It recommended the “creation of three large multi sports hub facilities to serve the city”, adding that the location of these in the east and the west were at “a site to be identified”.
They are currently served by the Prince Regent and the King Alfred.
Only a site for the north was named – with a suggestion for “increased provision at Withdean Sports Complex”.
A total of 1,474 people responded to a public consultation from last November to January, with 18 per cent – or 240 people – wanting the council to keep St Luke’s and improve it. Some 914 people – or 68.5 per cent – did not express a view.
Conservative councillor Dee Simson said: “It would be a shame to see St Luke’s go as it has been used over 60 years to teach thousands of Brighton kids how to swim, including myself.
“The council’s plan is underwhelming. If St Luke’s is forced to close then the council should be looking beyond 25-metre pools and providing at least one 50-metre pool in the city to compensate this loss.”
Green councillor Martin Osborne, who co-chairs the TECC Committee, said that any decisions on investments in sports facilities would be decided by a cross-party working group in due course.
He said: “Not only do we have a shortage of pools in the city but we know St Luke’s is a widely used and much-valued facility.
“There are no plans to close it and it’s wrong for others to suggest this.
“The regular maintenance programme for all our sports facilities is already happening, in order to keep our sites in good condition.
“Consultants looking at the future of sports and leisure opportunities for our city have suggested an investment plan to meet our aims of creating more, enhanced sports provision.
“This is based on a ‘hub and spoke’ model of expanded and enhanced facilities, supported by a network of locally accessible community leisure centres to meet the needs of residents.

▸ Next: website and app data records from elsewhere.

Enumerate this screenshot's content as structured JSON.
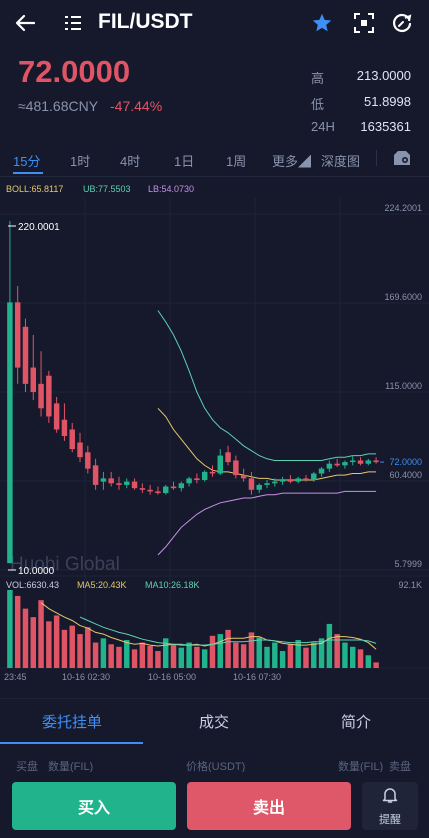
{
  "header": {
    "pair": "FIL/USDT",
    "icons": [
      "back-arrow-icon",
      "menu-list-icon",
      "star-icon",
      "scan-icon",
      "refresh-icon"
    ],
    "accent_color": "#3d8ff5"
  },
  "ticker": {
    "price": "72.0000",
    "cny": "≈481.68CNY",
    "change": "-47.44%",
    "high_label": "高",
    "high": "213.0000",
    "low_label": "低",
    "low": "51.8998",
    "vol_label": "24H",
    "vol": "1635361",
    "down_color": "#e05566",
    "up_color": "#21b38c"
  },
  "intervals": {
    "items": [
      "15分",
      "1时",
      "4时",
      "1日",
      "1周",
      "更多◢",
      "深度图"
    ],
    "active": "15分"
  },
  "indicators": {
    "boll": "BOLL:65.8117",
    "ub": "UB:77.5503",
    "lb": "LB:54.0730",
    "vol": "VOL:6630.43",
    "ma5": "MA5:20.43K",
    "ma10": "MA10:26.18K"
  },
  "chart_data": {
    "type": "candlestick",
    "price_axis_ticks": [
      "224.2001",
      "169.6000",
      "115.0000",
      "60.4000",
      "5.7999"
    ],
    "price_ylim": [
      5.7999,
      224.2001
    ],
    "current_price_label": "72.0000",
    "max_marker": "220.0001",
    "min_marker": "10.0000",
    "volume_axis_max": "92.1K",
    "time_labels": [
      "23:45",
      "10-16 02:30",
      "10-16 05:00",
      "10-16 07:30"
    ],
    "watermark": "Huobi Global",
    "candles": [
      {
        "o": 10,
        "h": 220,
        "l": 10,
        "c": 170
      },
      {
        "o": 170,
        "h": 180,
        "l": 120,
        "c": 130
      },
      {
        "o": 155,
        "h": 160,
        "l": 115,
        "c": 120
      },
      {
        "o": 130,
        "h": 150,
        "l": 110,
        "c": 115
      },
      {
        "o": 120,
        "h": 140,
        "l": 100,
        "c": 105
      },
      {
        "o": 125,
        "h": 128,
        "l": 96,
        "c": 100
      },
      {
        "o": 108,
        "h": 112,
        "l": 90,
        "c": 92
      },
      {
        "o": 98,
        "h": 108,
        "l": 85,
        "c": 88
      },
      {
        "o": 92,
        "h": 96,
        "l": 78,
        "c": 80
      },
      {
        "o": 84,
        "h": 90,
        "l": 72,
        "c": 75
      },
      {
        "o": 78,
        "h": 82,
        "l": 65,
        "c": 68
      },
      {
        "o": 70,
        "h": 74,
        "l": 55,
        "c": 58
      },
      {
        "o": 60,
        "h": 66,
        "l": 55,
        "c": 62
      },
      {
        "o": 62,
        "h": 66,
        "l": 57,
        "c": 59
      },
      {
        "o": 59,
        "h": 63,
        "l": 55,
        "c": 58
      },
      {
        "o": 58,
        "h": 62,
        "l": 56,
        "c": 60
      },
      {
        "o": 60,
        "h": 62,
        "l": 55,
        "c": 56
      },
      {
        "o": 56,
        "h": 59,
        "l": 53,
        "c": 55
      },
      {
        "o": 55,
        "h": 58,
        "l": 52,
        "c": 54
      },
      {
        "o": 54,
        "h": 57,
        "l": 52,
        "c": 53
      },
      {
        "o": 53,
        "h": 58,
        "l": 52,
        "c": 57
      },
      {
        "o": 57,
        "h": 60,
        "l": 55,
        "c": 56
      },
      {
        "o": 56,
        "h": 60,
        "l": 54,
        "c": 59
      },
      {
        "o": 59,
        "h": 63,
        "l": 57,
        "c": 62
      },
      {
        "o": 62,
        "h": 65,
        "l": 59,
        "c": 61
      },
      {
        "o": 61,
        "h": 67,
        "l": 60,
        "c": 66
      },
      {
        "o": 66,
        "h": 70,
        "l": 63,
        "c": 65
      },
      {
        "o": 65,
        "h": 80,
        "l": 64,
        "c": 76
      },
      {
        "o": 78,
        "h": 82,
        "l": 70,
        "c": 72
      },
      {
        "o": 73,
        "h": 76,
        "l": 62,
        "c": 64
      },
      {
        "o": 64,
        "h": 68,
        "l": 60,
        "c": 62
      },
      {
        "o": 62,
        "h": 66,
        "l": 52,
        "c": 55
      },
      {
        "o": 55,
        "h": 59,
        "l": 53,
        "c": 58
      },
      {
        "o": 58,
        "h": 61,
        "l": 56,
        "c": 59
      },
      {
        "o": 59,
        "h": 62,
        "l": 57,
        "c": 60
      },
      {
        "o": 60,
        "h": 63,
        "l": 58,
        "c": 61
      },
      {
        "o": 61,
        "h": 64,
        "l": 59,
        "c": 60
      },
      {
        "o": 60,
        "h": 63,
        "l": 59,
        "c": 62
      },
      {
        "o": 62,
        "h": 64,
        "l": 60,
        "c": 61
      },
      {
        "o": 61,
        "h": 66,
        "l": 60,
        "c": 65
      },
      {
        "o": 65,
        "h": 69,
        "l": 63,
        "c": 68
      },
      {
        "o": 68,
        "h": 73,
        "l": 66,
        "c": 71
      },
      {
        "o": 71,
        "h": 74,
        "l": 69,
        "c": 70
      },
      {
        "o": 70,
        "h": 73,
        "l": 68,
        "c": 72
      },
      {
        "o": 72,
        "h": 76,
        "l": 70,
        "c": 73
      },
      {
        "o": 73,
        "h": 75,
        "l": 70,
        "c": 71
      },
      {
        "o": 71,
        "h": 74,
        "l": 70,
        "c": 73
      },
      {
        "o": 73,
        "h": 75,
        "l": 71,
        "c": 72
      }
    ],
    "boll_mid": [
      null,
      null,
      null,
      null,
      null,
      null,
      null,
      null,
      null,
      null,
      null,
      null,
      null,
      null,
      null,
      null,
      null,
      null,
      null,
      105,
      100,
      92,
      86,
      80,
      74,
      70,
      67,
      66,
      66,
      65,
      64,
      63,
      62,
      62,
      61,
      61,
      61,
      61,
      61,
      61,
      62,
      63,
      64,
      64,
      65,
      65,
      66,
      66
    ],
    "boll_upper": [
      null,
      null,
      null,
      null,
      null,
      null,
      null,
      null,
      null,
      null,
      null,
      null,
      null,
      null,
      null,
      null,
      null,
      null,
      null,
      165,
      158,
      150,
      140,
      128,
      115,
      105,
      98,
      93,
      90,
      86,
      82,
      79,
      76,
      74,
      73,
      73,
      73,
      73,
      73,
      73,
      73,
      74,
      75,
      75,
      76,
      76,
      77,
      77
    ],
    "boll_lower": [
      null,
      null,
      null,
      null,
      null,
      null,
      null,
      null,
      null,
      null,
      null,
      null,
      null,
      null,
      null,
      null,
      null,
      null,
      null,
      15,
      20,
      26,
      32,
      36,
      40,
      43,
      45,
      47,
      48,
      49,
      50,
      50,
      51,
      52,
      52,
      53,
      53,
      53,
      53,
      53,
      53,
      53,
      53,
      54,
      54,
      54,
      54,
      54
    ],
    "volumes": [
      92,
      85,
      70,
      60,
      80,
      55,
      62,
      45,
      50,
      40,
      48,
      30,
      35,
      28,
      25,
      33,
      22,
      30,
      26,
      20,
      35,
      28,
      24,
      30,
      25,
      22,
      38,
      40,
      45,
      30,
      28,
      42,
      36,
      25,
      30,
      20,
      28,
      33,
      24,
      30,
      35,
      52,
      40,
      30,
      25,
      22,
      15,
      6.6
    ],
    "volume_ma5": [
      null,
      null,
      null,
      null,
      77,
      70,
      65,
      60,
      56,
      50,
      47,
      42,
      40,
      36,
      33,
      30,
      28,
      29,
      27,
      26,
      27,
      28,
      27,
      27,
      28,
      26,
      28,
      31,
      35,
      35,
      35,
      37,
      37,
      33,
      32,
      29,
      28,
      27,
      27,
      28,
      29,
      35,
      37,
      37,
      36,
      34,
      30,
      22
    ],
    "volume_ma10": [
      null,
      null,
      null,
      null,
      null,
      null,
      null,
      null,
      null,
      60,
      56,
      52,
      48,
      45,
      42,
      40,
      37,
      34,
      32,
      30,
      29,
      28,
      28,
      27,
      27,
      27,
      28,
      29,
      31,
      31,
      31,
      32,
      33,
      33,
      32,
      31,
      30,
      30,
      30,
      31,
      31,
      33,
      33,
      33,
      33,
      33,
      32,
      29
    ]
  },
  "bottom_tabs": {
    "items": [
      "委托挂单",
      "成交",
      "简介"
    ],
    "active": "委托挂单"
  },
  "orderbook_header": {
    "buy": "买盘",
    "qty_left": "数量(FIL)",
    "price": "价格(USDT)",
    "qty_right": "数量(FIL)",
    "sell": "卖盘"
  },
  "actions": {
    "buy_label": "买入",
    "sell_label": "卖出",
    "alert_label": "提醒"
  }
}
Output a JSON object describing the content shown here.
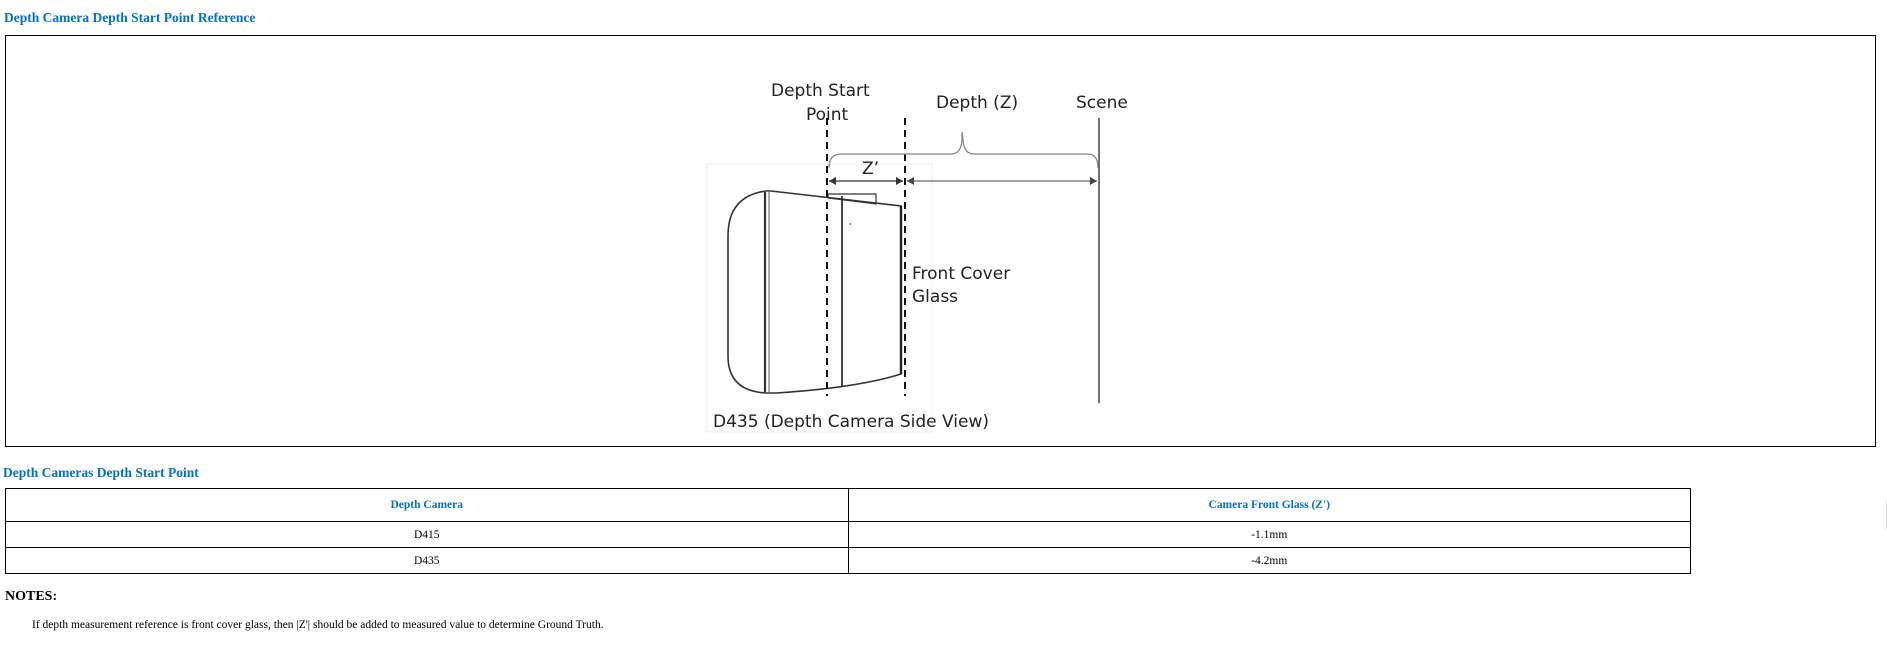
{
  "figure": {
    "title": "Depth Camera Depth Start Point Reference",
    "labels": {
      "depth_start_line1": "Depth Start",
      "depth_start_line2": "Point",
      "depth_z": "Depth (Z)",
      "scene": "Scene",
      "z_prime": "Z’",
      "front_cover_line1": "Front Cover",
      "front_cover_line2": "Glass",
      "caption": "D435 (Depth Camera Side View)"
    }
  },
  "table": {
    "title": "Depth Cameras Depth Start Point",
    "headers": [
      "Depth Camera",
      "Camera Front Glass (Z')"
    ],
    "rows": [
      [
        "D415",
        "-1.1mm"
      ],
      [
        "D435",
        "-4.2mm"
      ]
    ]
  },
  "notes": {
    "title": "NOTES:",
    "text": "If depth measurement reference is front cover glass, then |Z'| should be added to measured value to determine Ground Truth."
  }
}
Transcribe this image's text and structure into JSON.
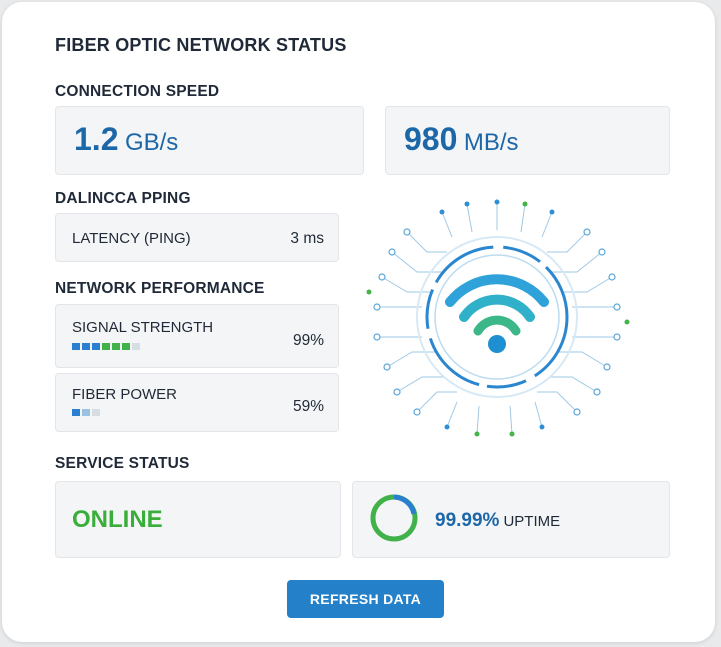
{
  "title": "FIBER OPTIC NETWORK STATUS",
  "connection_speed": {
    "heading": "CONNECTION SPEED",
    "download": {
      "value": "1.2",
      "unit": "GB/s",
      "display": "1.2 GB/s"
    },
    "upload": {
      "value": "980",
      "unit": "MB/s"
    }
  },
  "ping": {
    "heading": "DALINCCA PPING",
    "label": "LATENCY (PING)",
    "value": "3 ms"
  },
  "performance": {
    "heading": "NETWORK PERFORMANCE",
    "signal": {
      "label": "SIGNAL STRENGTH",
      "value": "99%",
      "level": 0.99
    },
    "fiber": {
      "label": "FIBER POWER",
      "value": "59%",
      "level": 0.59
    }
  },
  "service": {
    "heading": "SERVICE STATUS",
    "status": "ONLINE",
    "uptime_value": "99.99%",
    "uptime_label": "UPTIME"
  },
  "refresh_label": "REFRESH DATA",
  "graphic_icon": "wifi-circuit-icon",
  "colors": {
    "accent_blue": "#1c67a8",
    "button_blue": "#2480c9",
    "online_green": "#3aae3a",
    "bar_blue": "#2b7fd0",
    "bar_green": "#41b14a",
    "bar_empty": "#d6dde3"
  }
}
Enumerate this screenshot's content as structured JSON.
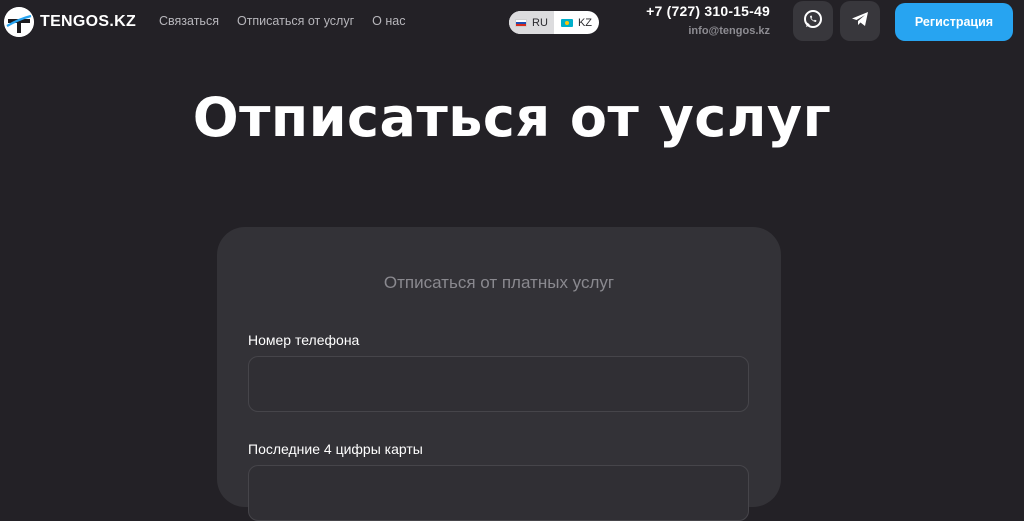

“Several of our sports facilities would benefit from investment. Although the consultant’s report mentions that ‘no new investment is identified’ for St Luke’s, this refers to the proposals coming forward from the investment plan. St Luke’s is also in reasonably good condition at this time.”
Members of the council’s Policy and Resources Committee approved the Sports Facilities Investment Plan at Hove Town Hall on Thursday (1 July).
It proposed a 25-metre eight-lane competition-sized pool to replace the King Alfred, calling it “an essential element” despite a long campaign locally for a 50-metre pool.
The plan said: “The current demand for pool water in the city exceeds supply.
“Any closure or loss of a facility will result in a significant pressure on the remaining facilities for use for public and club swimming.”
The plan proposed expanding the gym at the Withdean Sports Complex as well as the creation of a soft play area and a small 3G pitch.
It also called for a new soft play area at Portslade Sports Centre and an enlarged gym.
At the Moulsecoomb Community Leisure Centre, the plan suggested a bigger gym, a new gymnastics area and a small 3G football pitch.
And at the Stanley Deason Leisure Centre, the plan called for “continued provision of outdoor hockey and football by replacement of the sand-based and 3G artificial grass pitch surfaces”